(Exercise):
Your task is to retype every entry exactly, omitting nothing.

(Information supplied):
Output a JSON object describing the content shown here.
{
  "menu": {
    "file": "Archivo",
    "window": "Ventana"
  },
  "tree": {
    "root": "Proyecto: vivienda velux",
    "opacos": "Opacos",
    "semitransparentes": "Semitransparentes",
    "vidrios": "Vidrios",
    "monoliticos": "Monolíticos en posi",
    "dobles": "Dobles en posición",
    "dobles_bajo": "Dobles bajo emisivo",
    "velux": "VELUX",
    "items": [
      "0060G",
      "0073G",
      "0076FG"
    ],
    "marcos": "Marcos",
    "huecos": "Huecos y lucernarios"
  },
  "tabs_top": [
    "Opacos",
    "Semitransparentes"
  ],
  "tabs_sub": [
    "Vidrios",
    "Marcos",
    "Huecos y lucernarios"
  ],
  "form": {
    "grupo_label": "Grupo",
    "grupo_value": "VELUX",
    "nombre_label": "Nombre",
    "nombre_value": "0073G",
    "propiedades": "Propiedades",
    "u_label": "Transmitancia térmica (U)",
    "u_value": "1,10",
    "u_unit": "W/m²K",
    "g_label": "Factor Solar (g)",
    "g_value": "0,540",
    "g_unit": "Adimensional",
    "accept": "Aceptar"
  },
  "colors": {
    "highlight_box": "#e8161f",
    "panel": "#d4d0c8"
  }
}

(Response):
Output a JSON object describing the content shown here.
{
  "menu": {
    "file": "Archivo",
    "window": "Ventana"
  },
  "tree": {
    "root": "Proyecto: vivienda velux",
    "opacos": "Opacos",
    "semitransparentes": "Semitransparentes",
    "vidrios": "Vidrios",
    "monoliticos": "Monolíticos en posi",
    "dobles": "Dobles en posición",
    "dobles_bajo": "Dobles bajo emisivo",
    "velux": "VELUX",
    "items": [
      "0060G",
      "0073G",
      "0076FG"
    ],
    "marcos": "Marcos",
    "huecos": "Huecos y lucernarios"
  },
  "tabs_top": [
    "Opacos",
    "Semitransparentes"
  ],
  "tabs_sub": [
    "Vidrios",
    "Marcos",
    "Huecos y lucernarios"
  ],
  "form": {
    "grupo_label": "Grupo",
    "grupo_value": "VELUX",
    "nombre_label": "Nombre",
    "nombre_value": "0073G",
    "propiedades": "Propiedades",
    "u_label": "Transmitancia térmica (U)",
    "u_value": "1,10",
    "u_unit": "W/m²K",
    "g_label": "Factor Solar (g)",
    "g_value": "0,540",
    "g_unit": "Adimensional",
    "accept": "Aceptar"
  },
  "colors": {
    "highlight_box": "#e8161f",
    "panel": "#d4d0c8"
  }
}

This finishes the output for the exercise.